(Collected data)
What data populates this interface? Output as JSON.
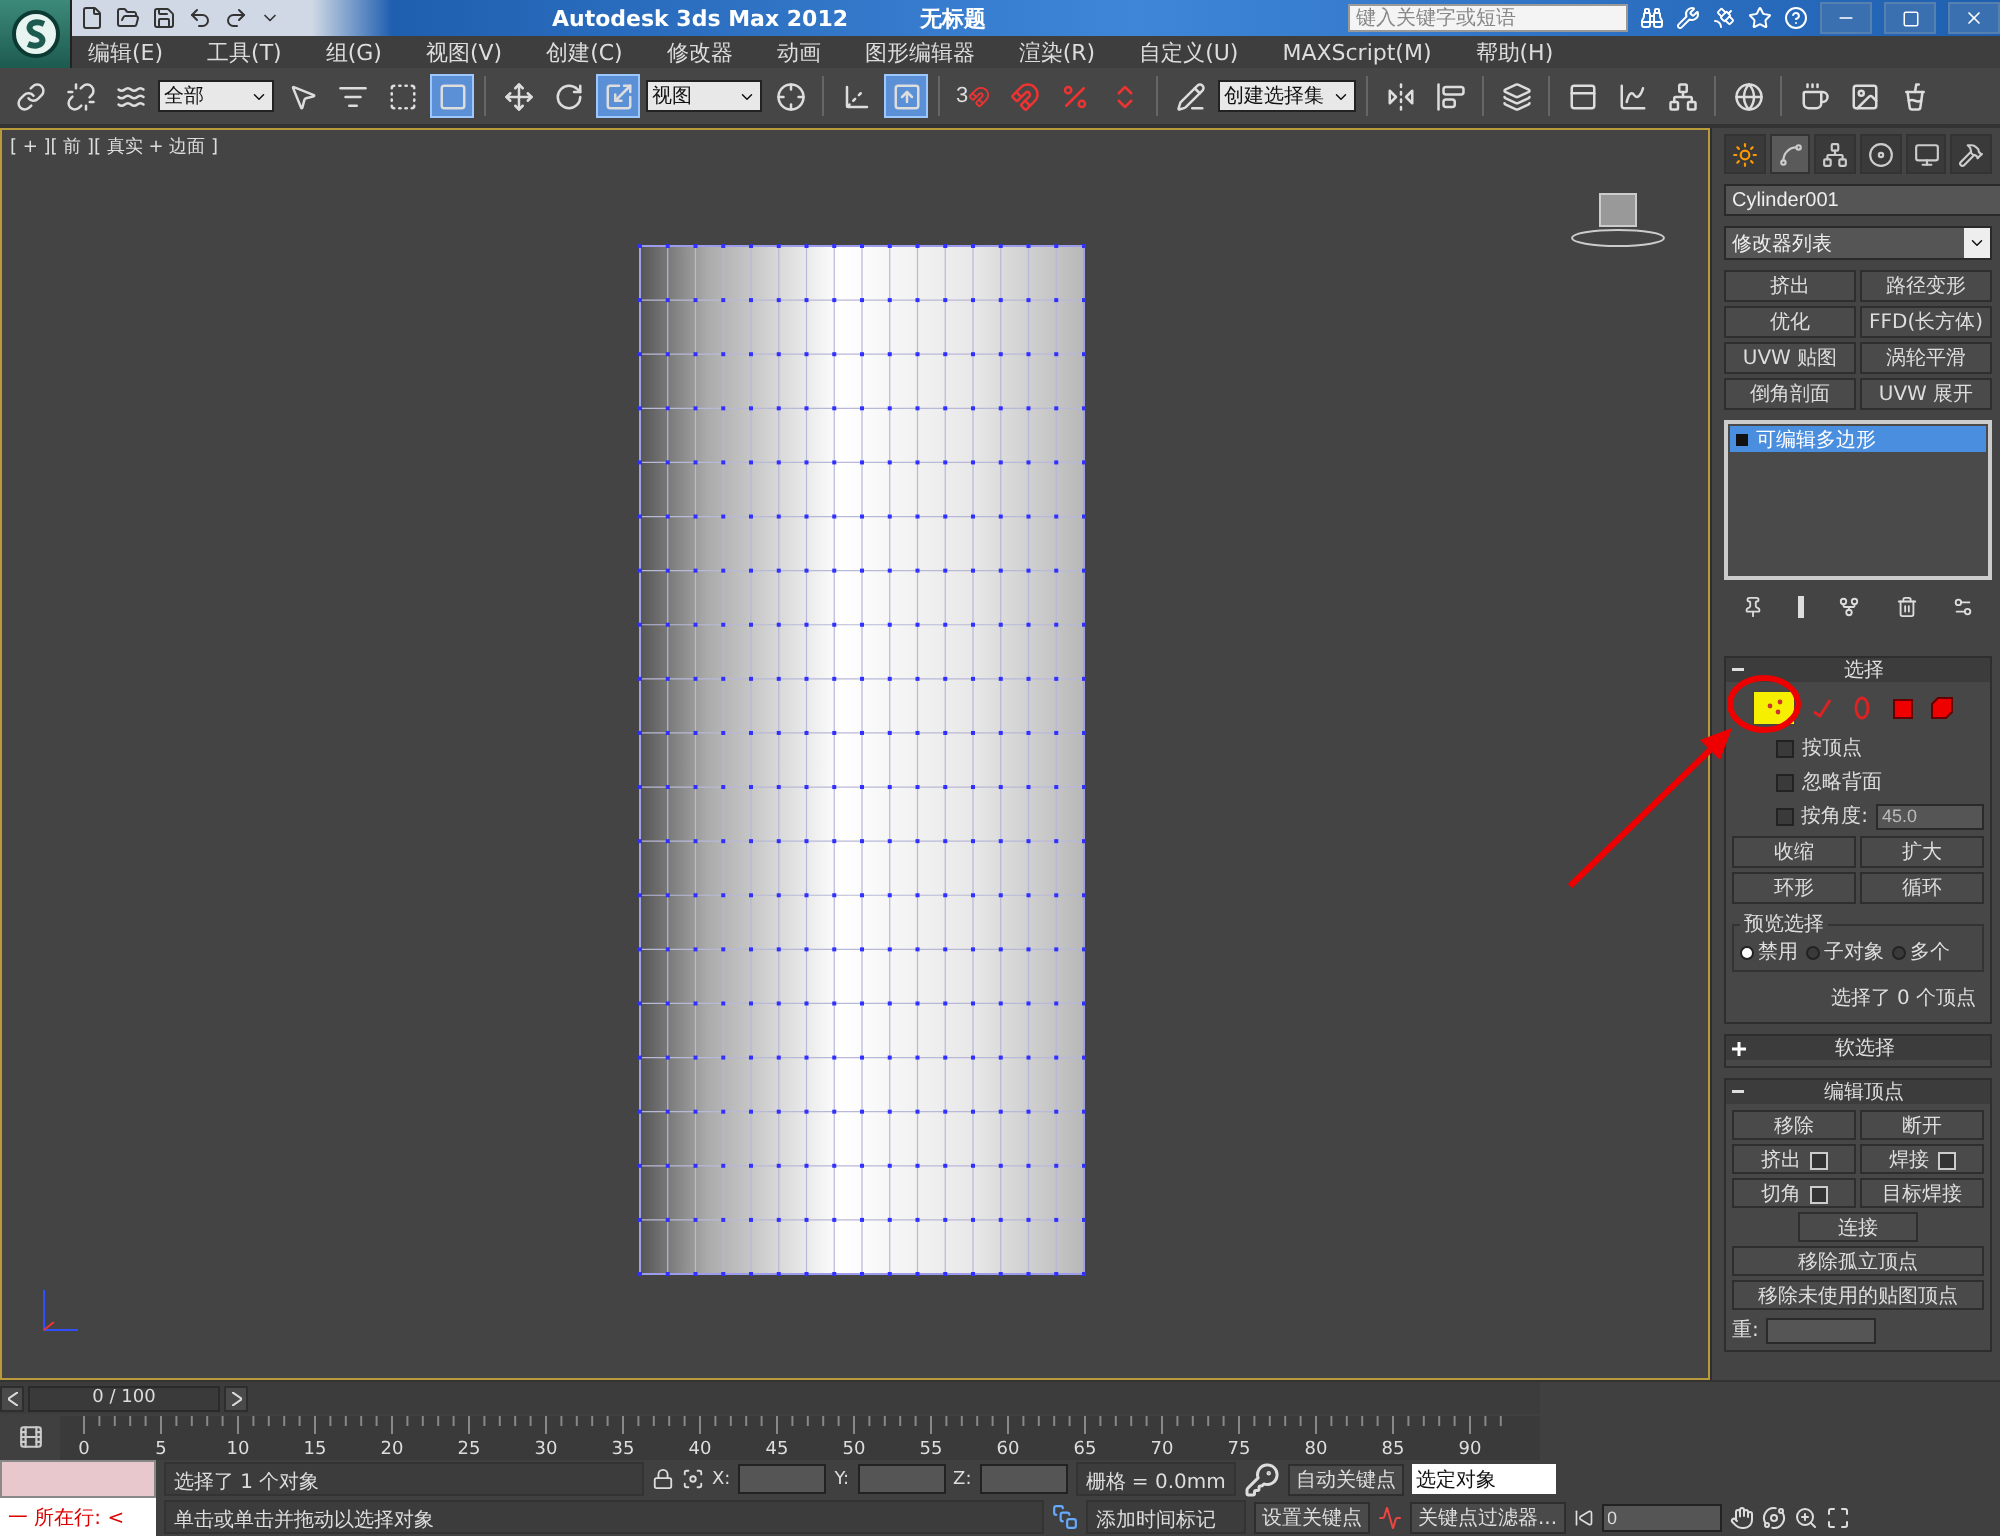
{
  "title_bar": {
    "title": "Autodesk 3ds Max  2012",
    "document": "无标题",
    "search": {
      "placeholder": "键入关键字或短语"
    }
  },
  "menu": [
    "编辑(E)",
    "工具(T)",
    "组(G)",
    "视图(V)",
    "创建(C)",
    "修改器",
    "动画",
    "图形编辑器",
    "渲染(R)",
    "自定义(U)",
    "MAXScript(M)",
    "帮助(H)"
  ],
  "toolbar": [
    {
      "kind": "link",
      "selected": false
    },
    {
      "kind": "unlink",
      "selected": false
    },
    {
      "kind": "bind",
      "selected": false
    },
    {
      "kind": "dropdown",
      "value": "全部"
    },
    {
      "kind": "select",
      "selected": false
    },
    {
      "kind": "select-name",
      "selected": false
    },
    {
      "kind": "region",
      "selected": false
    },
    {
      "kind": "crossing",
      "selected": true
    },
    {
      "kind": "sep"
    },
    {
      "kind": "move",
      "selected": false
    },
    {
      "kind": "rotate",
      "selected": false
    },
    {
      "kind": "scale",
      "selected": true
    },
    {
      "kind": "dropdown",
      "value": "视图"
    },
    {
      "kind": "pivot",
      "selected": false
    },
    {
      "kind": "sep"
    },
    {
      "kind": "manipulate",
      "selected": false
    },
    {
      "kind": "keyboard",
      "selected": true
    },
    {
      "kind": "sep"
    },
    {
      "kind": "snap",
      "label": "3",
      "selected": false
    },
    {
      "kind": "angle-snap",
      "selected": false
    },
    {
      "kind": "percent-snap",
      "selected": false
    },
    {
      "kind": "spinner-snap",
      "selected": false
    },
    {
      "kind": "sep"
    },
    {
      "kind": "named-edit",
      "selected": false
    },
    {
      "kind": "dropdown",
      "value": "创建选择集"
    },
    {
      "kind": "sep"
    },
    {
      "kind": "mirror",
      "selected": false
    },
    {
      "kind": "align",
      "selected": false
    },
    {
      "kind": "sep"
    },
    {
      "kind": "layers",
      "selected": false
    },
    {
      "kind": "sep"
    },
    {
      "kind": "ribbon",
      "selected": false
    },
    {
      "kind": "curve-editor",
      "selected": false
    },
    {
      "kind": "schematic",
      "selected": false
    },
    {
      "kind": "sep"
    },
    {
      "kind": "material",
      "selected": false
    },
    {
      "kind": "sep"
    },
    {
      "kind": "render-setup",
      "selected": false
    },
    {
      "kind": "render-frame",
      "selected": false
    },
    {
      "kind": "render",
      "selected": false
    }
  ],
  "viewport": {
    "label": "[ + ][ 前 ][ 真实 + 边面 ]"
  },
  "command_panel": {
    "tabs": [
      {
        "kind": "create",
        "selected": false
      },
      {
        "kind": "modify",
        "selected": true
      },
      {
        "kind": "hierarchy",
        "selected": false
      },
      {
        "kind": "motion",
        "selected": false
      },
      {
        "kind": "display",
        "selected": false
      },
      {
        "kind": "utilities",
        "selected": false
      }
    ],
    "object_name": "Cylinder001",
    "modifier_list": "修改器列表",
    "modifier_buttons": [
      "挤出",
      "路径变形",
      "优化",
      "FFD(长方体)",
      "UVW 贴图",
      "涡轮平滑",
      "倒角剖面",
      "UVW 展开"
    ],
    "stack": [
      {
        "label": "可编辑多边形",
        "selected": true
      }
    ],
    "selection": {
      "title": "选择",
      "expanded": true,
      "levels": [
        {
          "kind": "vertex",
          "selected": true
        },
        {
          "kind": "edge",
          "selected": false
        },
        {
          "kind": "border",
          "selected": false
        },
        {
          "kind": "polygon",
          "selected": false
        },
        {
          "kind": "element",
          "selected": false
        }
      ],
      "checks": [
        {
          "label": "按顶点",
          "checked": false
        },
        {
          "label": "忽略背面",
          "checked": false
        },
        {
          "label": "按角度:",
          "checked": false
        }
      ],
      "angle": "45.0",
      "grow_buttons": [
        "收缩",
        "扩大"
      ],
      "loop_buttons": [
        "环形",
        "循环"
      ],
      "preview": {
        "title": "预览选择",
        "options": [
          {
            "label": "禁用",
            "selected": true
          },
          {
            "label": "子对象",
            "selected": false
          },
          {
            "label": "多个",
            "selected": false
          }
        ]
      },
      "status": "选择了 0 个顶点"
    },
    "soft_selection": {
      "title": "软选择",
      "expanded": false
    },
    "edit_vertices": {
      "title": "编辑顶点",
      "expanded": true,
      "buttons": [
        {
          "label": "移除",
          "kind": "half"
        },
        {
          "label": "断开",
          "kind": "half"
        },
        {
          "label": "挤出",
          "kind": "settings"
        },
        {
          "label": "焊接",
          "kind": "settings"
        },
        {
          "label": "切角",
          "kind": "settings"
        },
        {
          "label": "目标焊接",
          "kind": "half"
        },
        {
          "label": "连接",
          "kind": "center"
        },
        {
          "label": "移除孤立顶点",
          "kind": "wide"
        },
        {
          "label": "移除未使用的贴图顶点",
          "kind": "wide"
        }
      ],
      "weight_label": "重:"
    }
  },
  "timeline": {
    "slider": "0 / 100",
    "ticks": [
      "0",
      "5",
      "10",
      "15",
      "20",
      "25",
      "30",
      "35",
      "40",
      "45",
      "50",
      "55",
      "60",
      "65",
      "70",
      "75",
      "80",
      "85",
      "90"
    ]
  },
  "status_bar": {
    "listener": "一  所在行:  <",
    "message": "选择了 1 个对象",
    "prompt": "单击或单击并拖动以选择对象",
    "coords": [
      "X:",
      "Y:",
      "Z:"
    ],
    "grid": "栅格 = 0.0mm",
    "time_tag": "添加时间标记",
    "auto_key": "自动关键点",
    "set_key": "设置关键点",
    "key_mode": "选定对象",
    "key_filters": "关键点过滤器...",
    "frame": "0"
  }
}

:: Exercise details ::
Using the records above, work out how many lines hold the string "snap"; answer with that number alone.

:: Response to this task ::
4